How many times have you found yourself stuck in a cubicle at 4pm, watching the clock for the next hour while browsing Instagram, just waiting until it’s an acceptable time to start your commute home?
There are many things wrong with this scenario, and yet it happens ALL the time.
Think of all the hours of productivity wasted.
And what happens as a result? Millennials get labeled as “lazy” and “entitled,” all because we’re forced to work in environments that do not allow us to do our best work.
It’s no secret Gen-Y is opposed to the rigid boundaries of the standard 9 to 5. What if you are most creatively stimulated at 11pm? And what’s the harm in taking that yoga class mid-afternoon if it’s just what you need to come up with the next big idea for your latest project?
Millennials are changing the shape of the workforce everywhere. By 2020, in the U.S. alone, there will 85 million millennials, representing 40 percent of the entire workforce.We bring with us unique skills and new ideas for ways to work. Not only are we the highest educated group to date, but our technological expertise is unparalleled, and our hunger for innovation and positive societal impact is creating a cultural shift.
Nothing is more frustrating than having our potential stifled by “traditional” employment frameworks.
The problem is, this type of change takes a long time to play out. And millennials aren’t willing to wait.
We want more out of our careers. We want more out of our lives. But don’t think for a moment we aren’t willing to work for it. We’re just asking employers to be a little open-minded in return.
We want flexible hours.
Did you know the average person spends over 100 hours a year commuting? Millennials are not prepared to sit in traffic everyday of their lives, thinking about all of the work they could be getting done if they had just stayed home.
We’re becoming the driving force behind the work-life integration phase, prioritizing the freedom to work remotely over higher salaries because of the flexibility and increased productivity. Let us have some say in the way we work, and we’ll be sure to make it worth your while.
We want the opportunity to prove ourselves.
Employers are having a difficult time recruiting and retaining millennials, and millennials are struggling to find the type of employer they want to work for. How many times do you hear the cliché, “You don’t quit a job, you quit a boss?” Thanks to the negative stereotypes (read: entitled, spoiled, helpless), some workplaces assume we need supervision when performing delegated tasks. There’s nothing worse than feeling the constant pressure of someone looking over your shoulder as you work.
Listen, we understand deadlines. We recognize what is expected in our given roles (as long as these expectations are made clear from the get-go). We are responsible workers. Micromanaging is only going to ignite feelings of condescension and doubt. Give us the chance to prove ourselves, and we may pleasantly surprise you. After all, in order for creativity and productivity to flourish, you have to let go of some control.
We want room to grow.
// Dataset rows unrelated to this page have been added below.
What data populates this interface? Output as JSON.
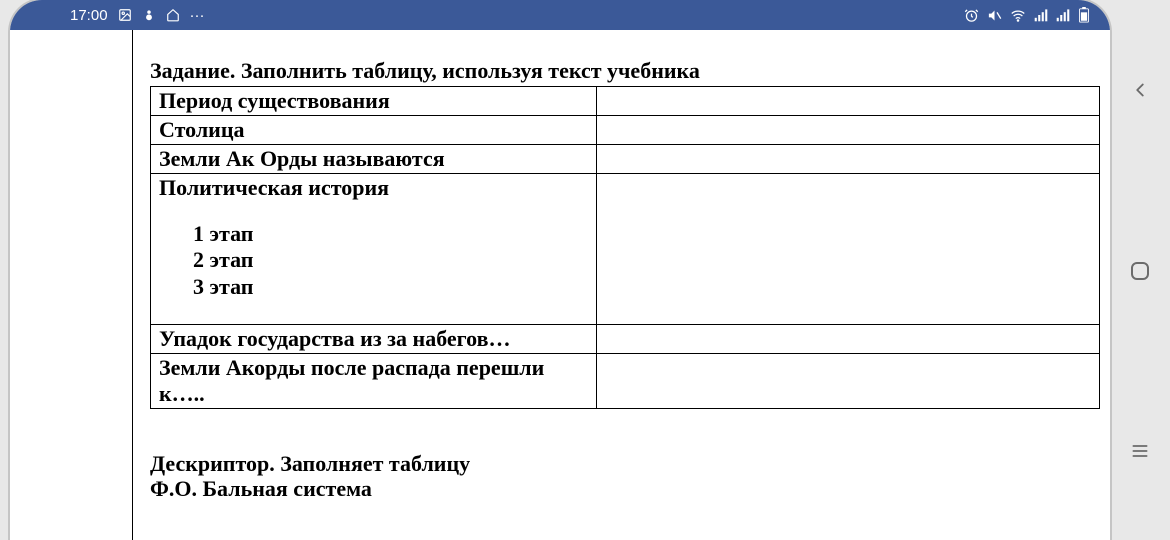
{
  "status": {
    "time": "17:00",
    "dots": "···"
  },
  "task": {
    "title": "Задание.  Заполнить таблицу, используя текст учебника",
    "rows": {
      "0": {
        "label": "Период существования",
        "value": ""
      },
      "1": {
        "label": "Столица",
        "value": ""
      },
      "2": {
        "label": "Земли Ак Орды называются",
        "value": ""
      },
      "3": {
        "label": "Политическая история",
        "stages": {
          "0": "1 этап",
          "1": "2 этап",
          "2": "3 этап"
        },
        "value": ""
      },
      "4": {
        "label": "Упадок государства из за набегов…",
        "value": ""
      },
      "5": {
        "label": "Земли Акорды после распада перешли к…..",
        "value": ""
      }
    }
  },
  "descriptor": {
    "line1": "Дескриптор. Заполняет таблицу",
    "line2": "Ф.О. Бальная система"
  }
}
Lately it seems job security is a rare find for millennials. We’ve become familiar with working contract to contract. But we appreciate some career trajectory. If an employer really wants to catch our attention, they should show us how we fit into their five-year company plan. The entry-level role is a lot more appealing when we can see the leadership position it can lead to.
That said, many millennials are not interested in climbing the corporate ladder. While we like to have objectives to work towards, we need some short-term perks as well. We want opportunities to learn and develop new skill sets. We want to feel challenged in the work we do. Offering the chance to take courses and attend conferences helps us build knowledge and experience as we work towards our career goals.
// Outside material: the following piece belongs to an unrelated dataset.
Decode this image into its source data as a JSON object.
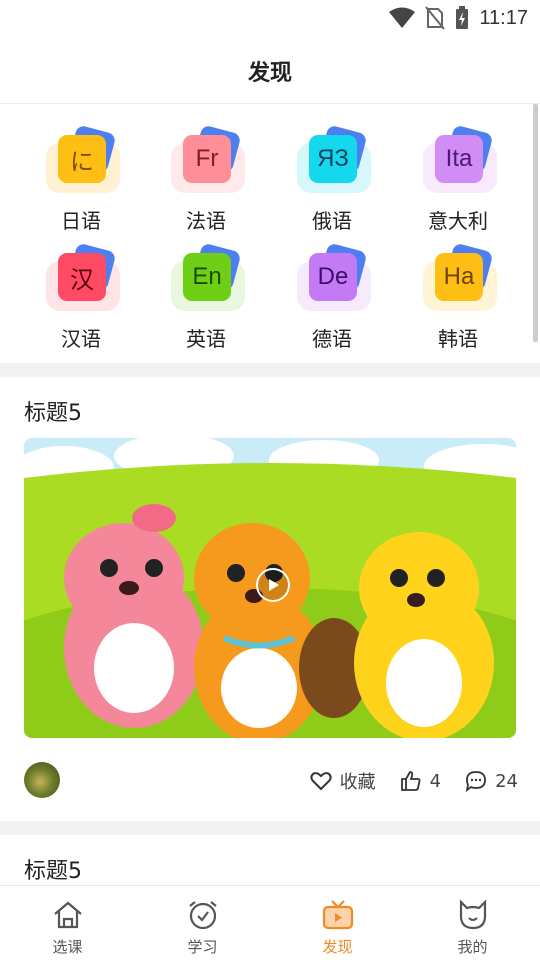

There’s no question millennials have big plans for their working and personal lives. They want to accomplish their hopes and dreams, and they remain persistently optimistic about doing so. As the workplace continues to evolve to accommodate new technology and ways of staying competitive in the marketplace, employers must also remain open to new methods of working. No business will reach it’s full potential without taking some risk. We’re just asking for a little trust on this one.